#### Task details:
Write the records out once more. Leave each line exactly as given.

#### The records:
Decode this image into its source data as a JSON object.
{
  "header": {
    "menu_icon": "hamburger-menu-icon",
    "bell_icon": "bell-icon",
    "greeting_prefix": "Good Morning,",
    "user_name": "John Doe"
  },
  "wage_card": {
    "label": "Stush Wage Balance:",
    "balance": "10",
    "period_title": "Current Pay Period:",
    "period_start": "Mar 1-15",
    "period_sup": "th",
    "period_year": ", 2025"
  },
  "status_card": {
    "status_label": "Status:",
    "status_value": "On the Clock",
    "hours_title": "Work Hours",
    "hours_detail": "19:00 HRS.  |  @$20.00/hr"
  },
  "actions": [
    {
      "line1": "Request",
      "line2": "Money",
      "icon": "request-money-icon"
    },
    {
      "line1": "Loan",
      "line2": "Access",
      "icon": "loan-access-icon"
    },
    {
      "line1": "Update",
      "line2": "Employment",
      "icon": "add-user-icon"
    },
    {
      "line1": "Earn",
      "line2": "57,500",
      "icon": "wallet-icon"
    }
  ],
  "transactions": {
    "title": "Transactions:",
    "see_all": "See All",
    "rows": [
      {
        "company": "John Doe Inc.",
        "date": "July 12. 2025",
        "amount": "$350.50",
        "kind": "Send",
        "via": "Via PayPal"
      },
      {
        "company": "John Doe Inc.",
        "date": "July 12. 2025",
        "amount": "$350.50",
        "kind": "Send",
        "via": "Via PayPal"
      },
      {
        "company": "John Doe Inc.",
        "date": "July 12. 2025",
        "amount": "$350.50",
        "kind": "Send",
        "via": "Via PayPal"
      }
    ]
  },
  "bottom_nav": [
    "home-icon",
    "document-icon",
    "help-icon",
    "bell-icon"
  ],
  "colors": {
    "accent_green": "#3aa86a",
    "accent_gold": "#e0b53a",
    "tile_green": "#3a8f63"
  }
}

#### Written answer:
Decode this image into its source data as a JSON object.
{
  "header": {
    "menu_icon": "hamburger-menu-icon",
    "bell_icon": "bell-icon",
    "greeting_prefix": "Good Morning,",
    "user_name": "John Doe"
  },
  "wage_card": {
    "label": "Stush Wage Balance:",
    "balance": "10",
    "period_title": "Current Pay Period:",
    "period_start": "Mar 1-15",
    "period_sup": "th",
    "period_year": ", 2025"
  },
  "status_card": {
    "status_label": "Status:",
    "status_value": "On the Clock",
    "hours_title": "Work Hours",
    "hours_detail": "19:00 HRS.  |  @$20.00/hr"
  },
  "actions": [
    {
      "line1": "Request",
      "line2": "Money",
      "icon": "request-money-icon"
    },
    {
      "line1": "Loan",
      "line2": "Access",
      "icon": "loan-access-icon"
    },
    {
      "line1": "Update",
      "line2": "Employment",
      "icon": "add-user-icon"
    },
    {
      "line1": "Earn",
      "line2": "57,500",
      "icon": "wallet-icon"
    }
  ],
  "transactions": {
    "title": "Transactions:",
    "see_all": "See All",
    "rows": [
      {
        "company": "John Doe Inc.",
        "date": "July 12. 2025",
        "amount": "$350.50",
        "kind": "Send",
        "via": "Via PayPal"
      },
      {
        "company": "John Doe Inc.",
        "date": "July 12. 2025",
        "amount": "$350.50",
        "kind": "Send",
        "via": "Via PayPal"
      },
      {
        "company": "John Doe Inc.",
        "date": "July 12. 2025",
        "amount": "$350.50",
        "kind": "Send",
        "via": "Via PayPal"
      }
    ]
  },
  "bottom_nav": [
    "home-icon",
    "document-icon",
    "help-icon",
    "bell-icon"
  ],
  "colors": {
    "accent_green": "#3aa86a",
    "accent_gold": "#e0b53a",
    "tile_green": "#3a8f63"
  }
}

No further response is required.